IA: Many of the influences common to Jethro Tull and Gentle Giant will have come to bear at around the same time in our separate musical developments and there is bound to be some similarity here and there in our musical styles and phrasings as well as attention to detail and the concern to improve as musicians.

AW: Can you share a moment or highlight that you would remember about Gentle Giant from the 71 tour?

IA: I have never heard a band scream, shout, rant and rave each other on an almost nightly basis as soon as they return to there dressing room. In this respect they did not give the impression of being happy bunnies.

AW: Would you have thought in 1971 that both Tull and Gentle Giant music would be so incredibly important to people and that the computer would play such a big part in the transfer of information about the bands to the extent that it has?

IA: No, I would not have anticipated the ongoing reverence for such bands especially in the light of technological communication, but I guess you also find gun collectors and paedophiles on the internet if you look hard enough. I think, on balance, I would rather discuss and/or reminisce regarding Gentle Giant over a civilised glass or two at a cocktail party rather than journey in disembodied trance through the mysterious world of, as you put it, Cyber space. However, each to there own.

AW: I find myself listening to Tull and Gentle Giant all year round but they seem to take on a special feel in the Fall. Do you find this to be a mere coincidence or is it that the music takes on a magical almost mystical quality during that time of the year?

IA: I do not understand this question. Is this when the Magic Mushrooms ripen!

AW: In the last years of Gentle Giants existence they put forth a couple of albums which were considered to be pop or commercial oriented that were heavily criticized by the progressive rock crowd. And I have myself got into a few heated discussions with folks about the reasons a band does this. Having been accused of this yourself do you have a few words of advice to these armchair critics who only see one side of a band and are not receptive to change?

IA: I remember a great deal of pressure on the part of Chrysalis Records and there management being exerted on Gentle Giant at the time to attain a more commercial level of success.
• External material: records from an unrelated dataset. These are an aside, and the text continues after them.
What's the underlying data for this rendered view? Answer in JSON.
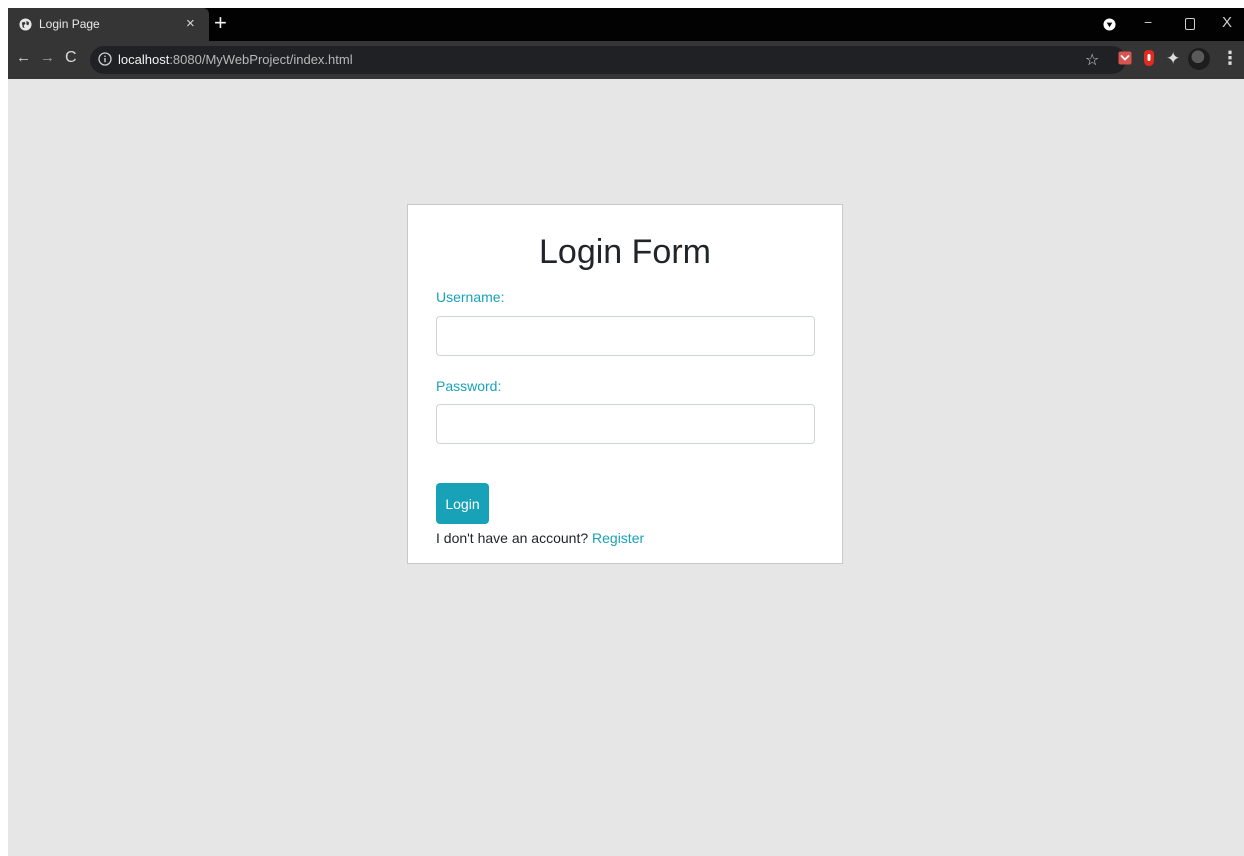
{
  "browser": {
    "tab_title": "Login Page",
    "tab_close": "×",
    "new_tab": "+",
    "url_host": "localhost",
    "url_rest": ":8080/MyWebProject/index.html",
    "icons": {
      "back": "←",
      "forward": "→",
      "reload": "C",
      "star": "☆",
      "minimize": "−",
      "close_window": "X",
      "menu": "⋮",
      "puzzle": "✦"
    }
  },
  "form": {
    "title": "Login Form",
    "username_label": "Username:",
    "username_value": "",
    "password_label": "Password:",
    "password_value": "",
    "login_label": "Login",
    "register_prompt": "I don't have an account?",
    "register_link": "Register"
  },
  "colors": {
    "accent": "#17a2b8",
    "page_background": "#e6e6e6",
    "card_background": "#ffffff"
  }
}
I suspect some return on investment was required by record company and management alike and I would guess that at least some of the band would have really liked to enjoy the tangible benefits accruing to such a move for having struggled for so many years to support themselves as musicians. Personally, I believe their finest song to have been "Turning Around" from the final part of their career embracing as it does, all the legacy of their musicianship and eclectic interests together with a direct and relatively simple approach.
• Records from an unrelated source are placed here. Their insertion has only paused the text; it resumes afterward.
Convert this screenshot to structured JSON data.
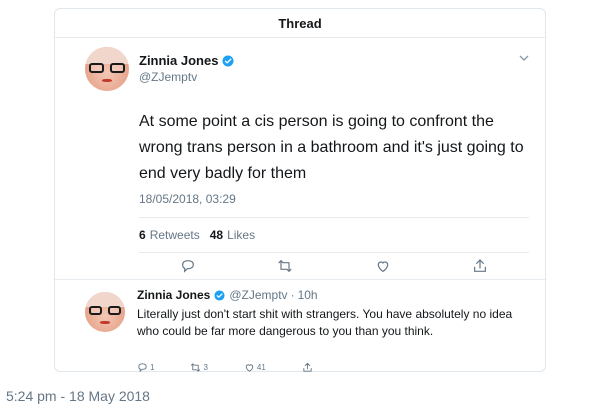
{
  "header": {
    "title": "Thread"
  },
  "main_tweet": {
    "display_name": "Zinnia Jones",
    "handle": "@ZJemptv",
    "text": "At some point a cis person is going to confront the wrong trans person in a bathroom and it's just going to end very badly for them",
    "timestamp": "18/05/2018, 03:29",
    "retweets_count": "6",
    "retweets_label": "Retweets",
    "likes_count": "48",
    "likes_label": "Likes"
  },
  "reply_tweet": {
    "display_name": "Zinnia Jones",
    "handle": "@ZJemptv",
    "separator": "·",
    "age": "10h",
    "text": "Literally just don't start shit with strangers. You have absolutely no idea who could be far more dangerous to you than you think.",
    "reply_count": "1",
    "retweet_count": "3",
    "like_count": "41"
  },
  "footer": {
    "time": "5:24 pm - 18 May 2018"
  },
  "colors": {
    "accent": "#1da1f2",
    "muted": "#657786",
    "border": "#e1e8ed"
  },
  "icons": [
    "chevron-down-icon",
    "verified-badge-icon",
    "reply-icon",
    "retweet-icon",
    "like-icon",
    "share-icon"
  ]
}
P.S. I did actually call Derek Shulman with regard to a possible reformation of Gentle Giant with a view to playing a few concerts together with Tull. As I expected, he did not think that it would be possible but, as I equally expected he was very, very pleased to be asked. I am sure all the boys from Gentle Giant are most flattered of the longstanding interest and affection demonstrated by their numerous fans in many countries. I am happy for them.

Yours sincerely, Ian Anderson

AW: Well that's it for now Ian thank you for your thoughts and time and good luck on the Divinities tour. We all will look forward to hearing the new Tull CD which is being released this fall!


This interview that I conducted with Ian was done in a rather strange way. I first typed up the questionnaire and brought it to the Divinities show thinking I may not be allowed a person to person interview as I was afforded in 1991. This was the case and upon entering the backstage area and meeting briefly with Kenny Wiley I was assured that Ian would receive the script. I enclosed the questions in a self addressed envelope and awaited it's return not knowing if there would be a response or not. There was today! I also would like to thank Glen and Laura Gamarat, Ralph Thompson, Kenny Wiley, Lou Maurice and especially Ian's assistant Heather Bunting.

Thank you very much Ian for taking the time.

Your friend in Maine,

Arlo...In my own funny ways I find I learn much more...West